Tuesday, August 2, 2016

Tuesday Slice: Sharing what you know

The class roster was so short, I was worried our session would be called off.  No notice of cancellation arrived, so my co-presenter and I proceeded as planned, and arrived at the high school campus a couple of hours early to set up.  Good timing, as we had technical glitches to work out.  It's situations like those that make me glad I know people like my Google-Certified-Educator co-presenter.

Four out of the six enrollees arrived.  We launched into our presentation called "The Writer-Librarian:  Why You Should Be Blogging."  

Questions were asked, tips were shared, inspiration developed for both attendees and presenters.  My co-presenter and I blog from different approaches (hers more technical, mine more prosaic), hopefully reinforcing the idea that blogging is a limitless venture, open to the interpretation of the author.  

We went off course several times, talking about popular culture, library events, personal interests, technical woes and victories.  All fodder for blogging, I reminded our participants.

This is only the second time I've attempted being a presenter; it's the first time I"ve felt that we accomplished what we set out to do.

It feels good to share what you know, and have it well-received.


  1. Bravo! I have presented to colleagues a couple of times and it is so much harder than teaching kids every day. I tell that to my students at presentation times, too. I wish I could have seen your presentation and picked up a few Ideas.

  2. Presenting to colleagues can be very intimidating, but it gets easier over time. I used to be so nervous my knees would shake and there was real danger that I might fall over! Keep at it - it is important to share what we know.

  3. Bravo indeed!!! Sounds like you had quite a day.
    I enjoyed doing the many presentations I did in both careers. I learned a lot from doing them and answering or researching answers to questions asked. One short story if I may. I was doing a briefing on upcoming software changes to that system I worked with for 18 years.
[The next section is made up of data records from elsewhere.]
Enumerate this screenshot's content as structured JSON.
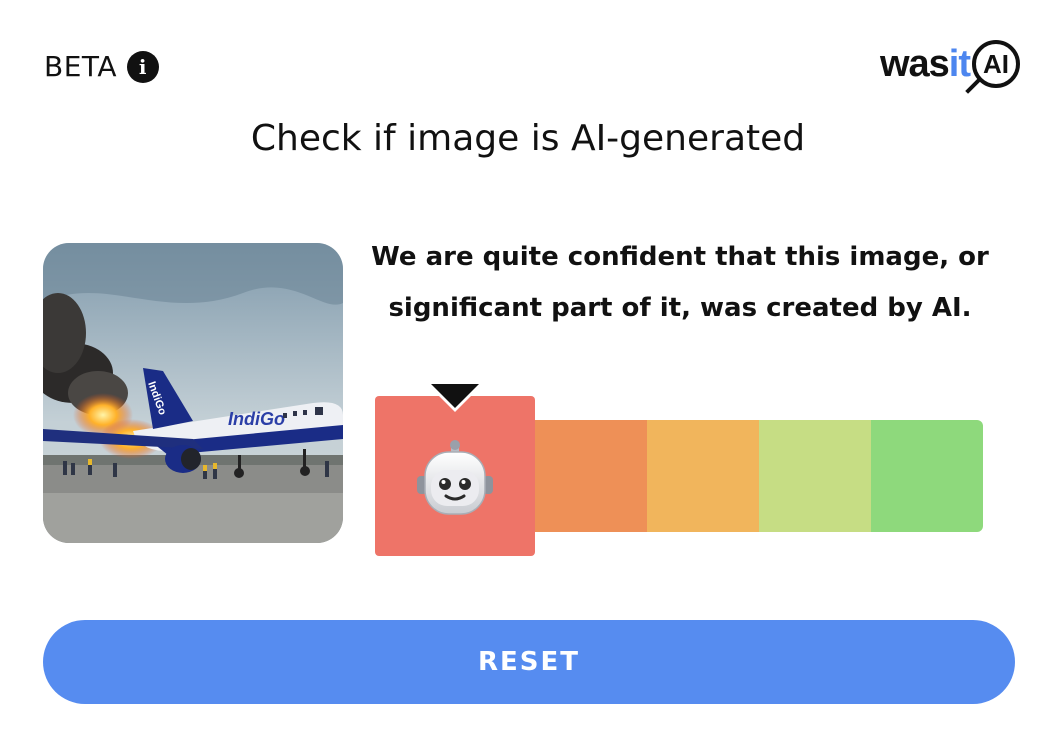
{
  "header": {
    "beta_label": "BETA",
    "info_icon": "info-icon",
    "logo": {
      "part_a": "was",
      "part_b": "it",
      "part_c": "AI"
    }
  },
  "title": "Check if image is AI-generated",
  "result": {
    "verdict_line1": "We are quite confident that this image, or",
    "verdict_line2": "significant part of it, was created by AI.",
    "meter": {
      "level_count": 5,
      "selected_level": 1,
      "selected_icon": "robot-face-icon",
      "colors": [
        "#ee7468",
        "#ee9057",
        "#f1b55c",
        "#c6dd84",
        "#8ed97c"
      ]
    }
  },
  "actions": {
    "reset_label": "RESET"
  },
  "colors": {
    "accent": "#568cf0",
    "logo_blue": "#4d86ef"
  }
}
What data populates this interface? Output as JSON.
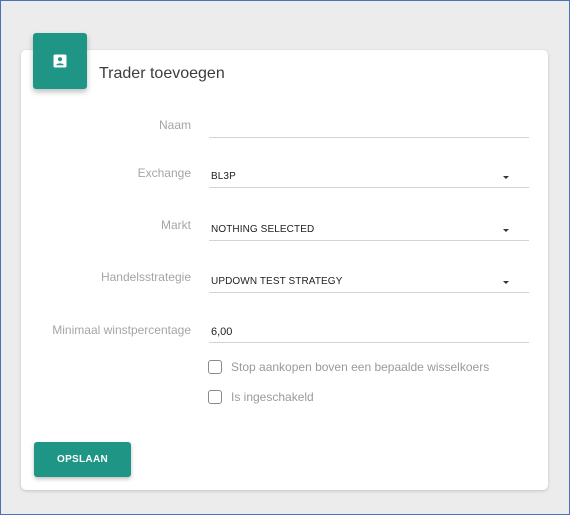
{
  "card": {
    "title": "Trader toevoegen",
    "icon": "contact-card-icon",
    "accent_color": "#1f9585"
  },
  "form": {
    "name": {
      "label": "Naam",
      "value": "",
      "placeholder": ""
    },
    "exchange": {
      "label": "Exchange",
      "selected": "BL3P"
    },
    "market": {
      "label": "Markt",
      "selected": "NOTHING SELECTED"
    },
    "strategy": {
      "label": "Handelsstrategie",
      "selected": "UPDOWN TEST STRATEGY"
    },
    "min_profit": {
      "label": "Minimaal winstpercentage",
      "value": "6,00"
    },
    "stop_buying": {
      "label": "Stop aankopen boven een bepaalde wisselkoers",
      "checked": false
    },
    "enabled": {
      "label": "Is ingeschakeld",
      "checked": false
    }
  },
  "actions": {
    "save_label": "OPSLAAN"
  }
}
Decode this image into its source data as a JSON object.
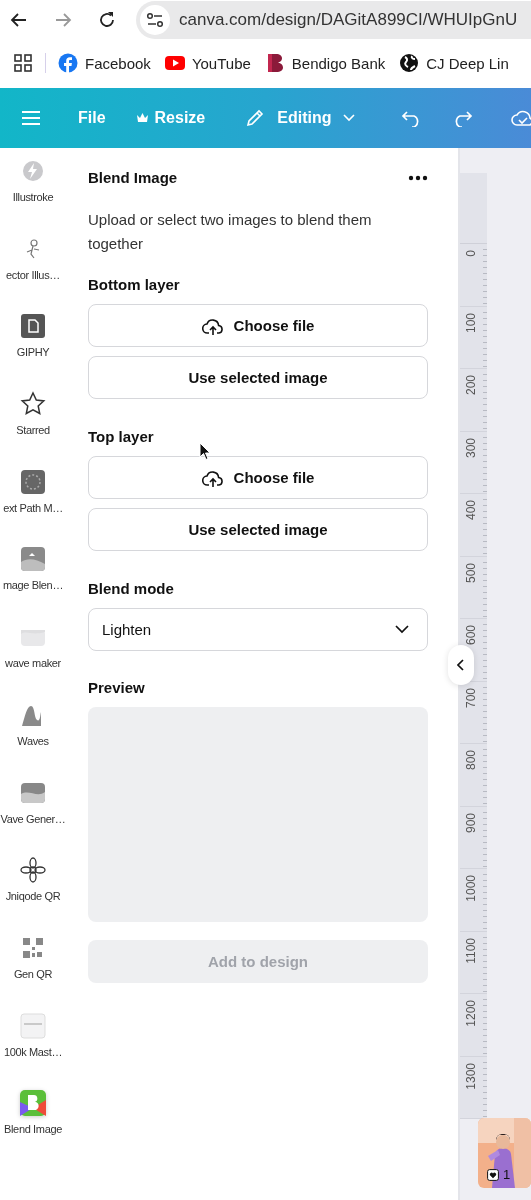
{
  "browser": {
    "back": {
      "disabled": false
    },
    "forward": {
      "disabled": true
    },
    "url": "canva.com/design/DAGitA899CI/WHUIpGnU",
    "bookmarks": [
      {
        "kind": "fb",
        "label": "Facebook"
      },
      {
        "kind": "yt",
        "label": "YouTube"
      },
      {
        "kind": "bank",
        "label": "Bendigo Bank"
      },
      {
        "kind": "globe",
        "label": "CJ Deep Lin"
      }
    ]
  },
  "toolbar": {
    "file": "File",
    "resize": "Resize",
    "editing": "Editing"
  },
  "rail": {
    "items": [
      {
        "kind": "bolt",
        "label": "Illustroke"
      },
      {
        "kind": "figure",
        "label": "ector Illus…"
      },
      {
        "kind": "doc",
        "label": "GIPHY"
      },
      {
        "kind": "star",
        "label": "Starred"
      },
      {
        "kind": "ring",
        "label": "ext Path M…"
      },
      {
        "label": "mage Blen…"
      },
      {
        "kind": "cloud",
        "label": "wave maker"
      },
      {
        "kind": "peak",
        "label": "Waves"
      },
      {
        "kind": "wave",
        "label": "Vave Gener…"
      },
      {
        "kind": "flower",
        "label": "Jniqode QR"
      },
      {
        "kind": "qr",
        "label": "Gen QR"
      },
      {
        "kind": "note",
        "label": "100k Mast…"
      },
      {
        "kind": "blend",
        "label": "Blend Image"
      }
    ]
  },
  "panel": {
    "title": "Blend Image",
    "description": "Upload or select two images to blend them together",
    "layers": [
      {
        "label": "Bottom layer",
        "choose": "Choose file",
        "use": "Use selected image"
      },
      {
        "label": "Top layer",
        "choose": "Choose file",
        "use": "Use selected image"
      }
    ],
    "blend_mode": {
      "label": "Blend mode",
      "value": "Lighten"
    },
    "preview": {
      "label": "Preview"
    },
    "add_button": {
      "label": "Add to design",
      "disabled": true
    }
  },
  "ruler": {
    "labels": [
      "0",
      "100",
      "200",
      "300",
      "400",
      "500",
      "600",
      "700",
      "800",
      "900",
      "1000",
      "1100",
      "1200",
      "1300"
    ]
  },
  "thumbnail": {
    "count": "1"
  }
}
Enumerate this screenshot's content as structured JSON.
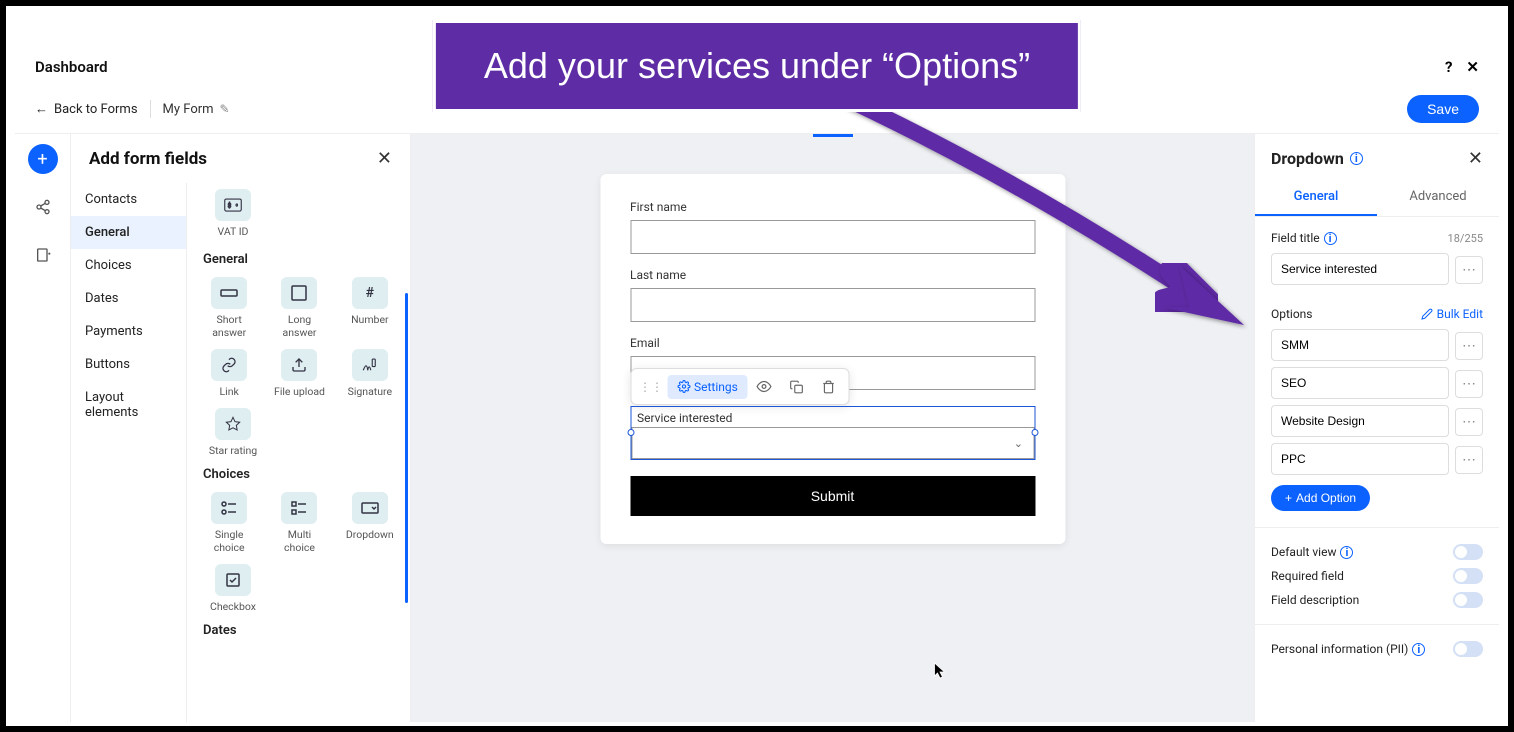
{
  "banner": "Add your services under “Options”",
  "dashboard_title": "Dashboard",
  "back_label": "Back to Forms",
  "form_name": "My Form",
  "save_label": "Save",
  "panel_title": "Add form fields",
  "categories": [
    "Contacts",
    "General",
    "Choices",
    "Dates",
    "Payments",
    "Buttons",
    "Layout elements"
  ],
  "vat_label": "VAT ID",
  "section_general": "General",
  "section_choices": "Choices",
  "section_dates": "Dates",
  "items_general": [
    "Short answer",
    "Long answer",
    "Number",
    "Link",
    "File upload",
    "Signature",
    "Star rating"
  ],
  "items_choices": [
    "Single choice",
    "Multi choice",
    "Dropdown",
    "Checkbox"
  ],
  "form": {
    "first_name": "First name",
    "last_name": "Last name",
    "email": "Email",
    "service": "Service interested",
    "submit": "Submit",
    "settings": "Settings"
  },
  "right": {
    "title": "Dropdown",
    "tab_general": "General",
    "tab_advanced": "Advanced",
    "field_title_label": "Field title",
    "field_title_count": "18/255",
    "field_title_value": "Service interested",
    "options_label": "Options",
    "bulk_edit": "Bulk Edit",
    "options": [
      "SMM",
      "SEO",
      "Website Design",
      "PPC"
    ],
    "add_option": "Add Option",
    "default_view": "Default view",
    "required_field": "Required field",
    "field_description": "Field description",
    "pii": "Personal information (PII)"
  }
}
I'd present the change with an explanation of what it accomplished and then asked for questions and moved on to the next change. In the room was a German Major who kept asking about changes that I had no knowledge of and that apparently were not being implemented. He must have interrupted my presentation at least 15 times or more. That night, when the equipment was available, I ran a demonstration of the changes. The German Sergeant Major showed up first, I put him in the Officers chair, he smiled. When the Major showed up I put him in the Sergeant's seat and told him to boot the system. He didn't know how...... When the demo was done we shook hands and parted in a friendly manner!!!!!!
    Yes I believe I had a drink or maybe 2 when I got home.

  4. Congratulations!!! Getting up in front of a group is tough. It sounds like you had a great presentation. Maybe you'll pull some new bloggers into the business.

  5. Every time I present, I get a better idea for how to do it the next time. Sometimes I love the cozy smaller group presentations because you have time to answer their questions. Sounds like it went well.